The analysts at Gartner invented the phrase ERP for software systems across an entire organisation. In reality, ERP systems were not integrated systems, but instead consisted of several different modules for each individual, functional business silo. By exchanging internal transactions, an ERP system was meant to provide an overview of entire companies, mainly large and complex ones and, initially, mostly in manufacturing. But ERP doesn’t do any real planning – it can’t even recognise the pro- bability distribution of the demand for each individual product, which is essential for managing the supply chain. Some com- panies still try to roll out a single ERP system throughout the whole company across the globe, in spite of mergers and acqui- sitions and huge changes in the world.

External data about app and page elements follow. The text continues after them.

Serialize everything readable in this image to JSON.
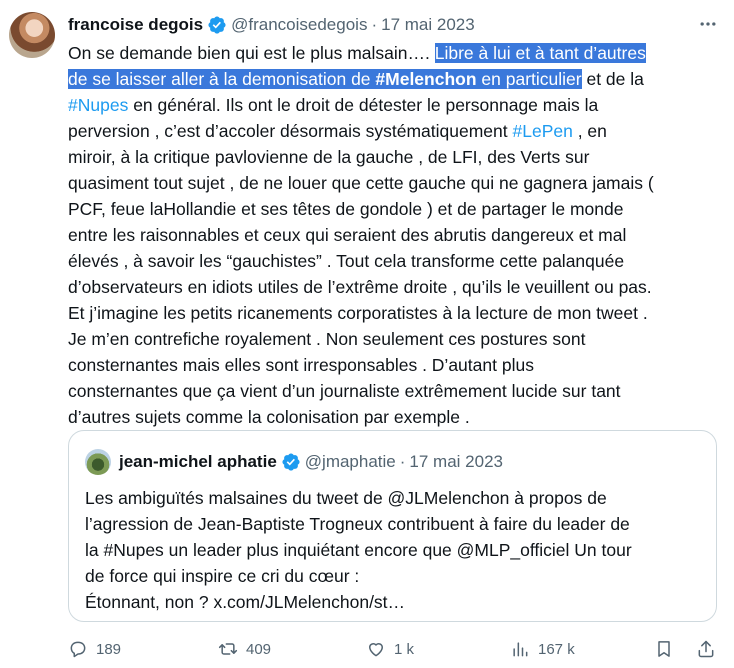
{
  "author": {
    "display_name": "francoise degois",
    "handle": "@francoisedegois",
    "separator": "·",
    "date": "17 mai 2023"
  },
  "body": {
    "l1_a": "On se demande bien qui est le plus malsain…. ",
    "l1_hl": "Libre à lui et à tant d’autres",
    "l2_hl_a": "de se laisser aller à la demonisation  de ",
    "l2_hl_tag": "#Melenchon",
    "l2_hl_b": " en particulier",
    "l2_b": " et de la",
    "l3_tag": "#Nupes",
    "l3_b": " en général. Ils ont le droit de détester le personnage  mais la",
    "l4_a": "perversion , c’est d’accoler  désormais systématiquement ",
    "l4_tag": "#LePen",
    "l4_b": " , en",
    "l5": "miroir,  à  la critique pavlovienne de la gauche , de LFI, des Verts  sur",
    "l6": "quasiment tout sujet  , de ne louer que cette gauche qui ne gagnera jamais (",
    "l7": "PCF, feue laHollandie et ses têtes de gondole ) et de partager le monde",
    "l8": "entre les raisonnables et ceux qui seraient des abrutis dangereux et mal",
    "l9": "élevés , à savoir les “gauchistes” . Tout  cela transforme cette palanquée",
    "l10": "d’observateurs en idiots utiles de l’extrême droite , qu’ils le veuillent ou pas.",
    "l11": "Et j’imagine les petits ricanements corporatistes à la lecture de  mon tweet .",
    "l12": "Je m’en contrefiche royalement . Non seulement ces postures sont",
    "l13": "consternantes  mais elles  sont irresponsables . D’autant plus",
    "l14": "consternantes que ça vient d’un journaliste extrêmement  lucide sur tant",
    "l15": "d’autres sujets comme la colonisation par exemple ."
  },
  "quote": {
    "display_name": "jean-michel aphatie",
    "handle": "@jmaphatie",
    "separator": "·",
    "date": "17 mai 2023",
    "l1": "Les ambiguïtés malsaines du tweet de @JLMelenchon à propos de",
    "l2": "l’agression de Jean-Baptiste Trogneux contribuent à faire du leader de",
    "l3": "la #Nupes un leader plus inquiétant encore que @MLP_officiel Un tour",
    "l4": "de force qui inspire ce cri du cœur :",
    "l5": "Étonnant, non ? x.com/JLMelenchon/st…"
  },
  "actions": {
    "replies": "189",
    "retweets": "409",
    "likes": "1 k",
    "views": "167 k"
  },
  "colors": {
    "accent": "#1d9bf0",
    "selection": "#3a78db",
    "muted": "#536471"
  }
}
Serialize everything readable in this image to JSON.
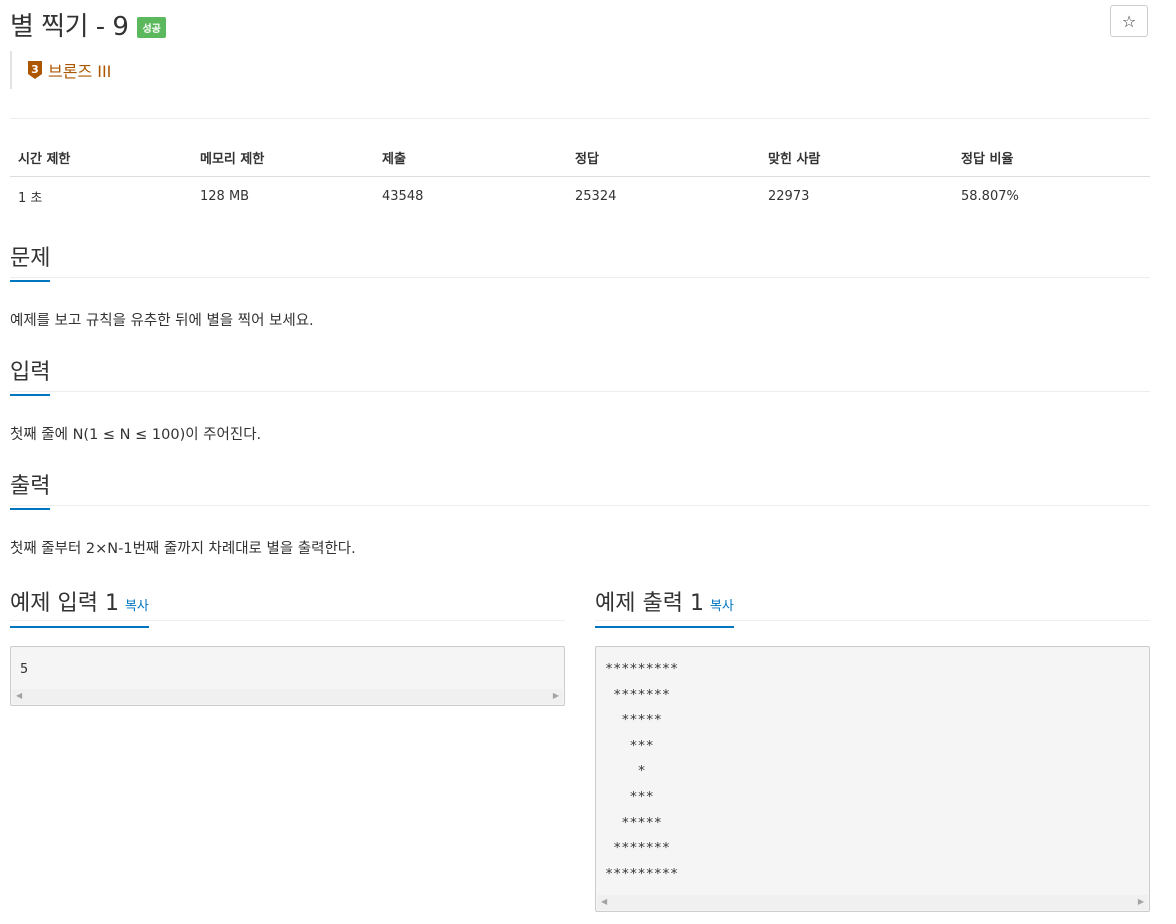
{
  "problem": {
    "title": "별 찍기 - 9",
    "status_badge": "성공",
    "star_glyph": "☆",
    "tier": {
      "number": "3",
      "label": "브론즈 III",
      "color": "#ad5600"
    }
  },
  "info_table": {
    "headers": [
      "시간 제한",
      "메모리 제한",
      "제출",
      "정답",
      "맞힌 사람",
      "정답 비율"
    ],
    "values": [
      "1 초",
      "128 MB",
      "43548",
      "25324",
      "22973",
      "58.807%"
    ]
  },
  "sections": {
    "description": {
      "heading": "문제",
      "body": "예제를 보고 규칙을 유추한 뒤에 별을 찍어 보세요."
    },
    "input": {
      "heading": "입력",
      "body": "첫째 줄에 N(1 ≤ N ≤ 100)이 주어진다."
    },
    "output": {
      "heading": "출력",
      "body": "첫째 줄부터 2×N-1번째 줄까지 차례대로 별을 출력한다."
    }
  },
  "examples": {
    "input": {
      "heading": "예제 입력 1",
      "copy_label": "복사",
      "content": "5"
    },
    "output": {
      "heading": "예제 출력 1",
      "copy_label": "복사",
      "content": "*********\n *******\n  *****\n   ***\n    *\n   ***\n  *****\n *******\n*********"
    }
  },
  "colors": {
    "accent": "#0076c0",
    "success": "#5cb85c",
    "bronze": "#ad5600"
  }
}
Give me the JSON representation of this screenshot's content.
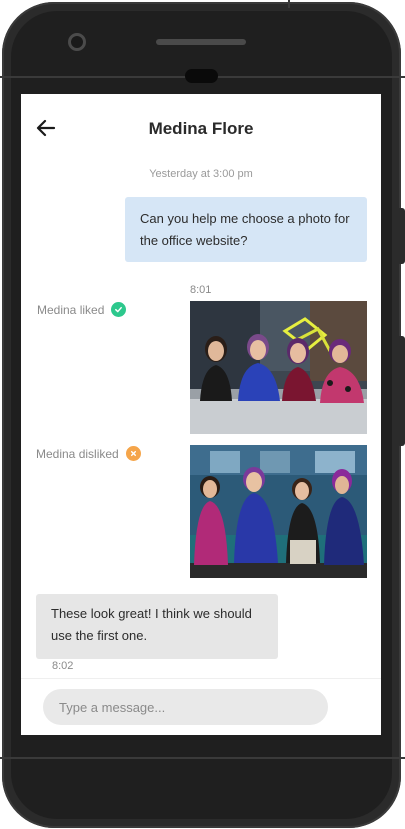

Companies are now embracing S&OP on a broad level. The pro- cess of matching supply chain and demand in the short term is not new; companies have been doing that for decades. But S&OP makes it formal and tries to link the demand and supply plans to the company’s budget in the long term, with a planning horizon of more than a year. In order to make this process suc- cessful, all the key departments need to contribute to it. Apart from the typical behaviour of each functional silo, another major problem is that it takes a lot of effort to obtain the necessary data and information in order to make the right decision. Large com- panies, or their divisions, do not yet have a truly integrated, sin- gle ERP system that provides all the right figures, on the spot.
Organisations should not regard ERP and S&OP as the holy grail to solve all their business problems; they are merely the hammer and nails. Use them with organisational common sense.
Martijn Lofvers, Publishing Director & Editor-in-Chief Supply Chain Movement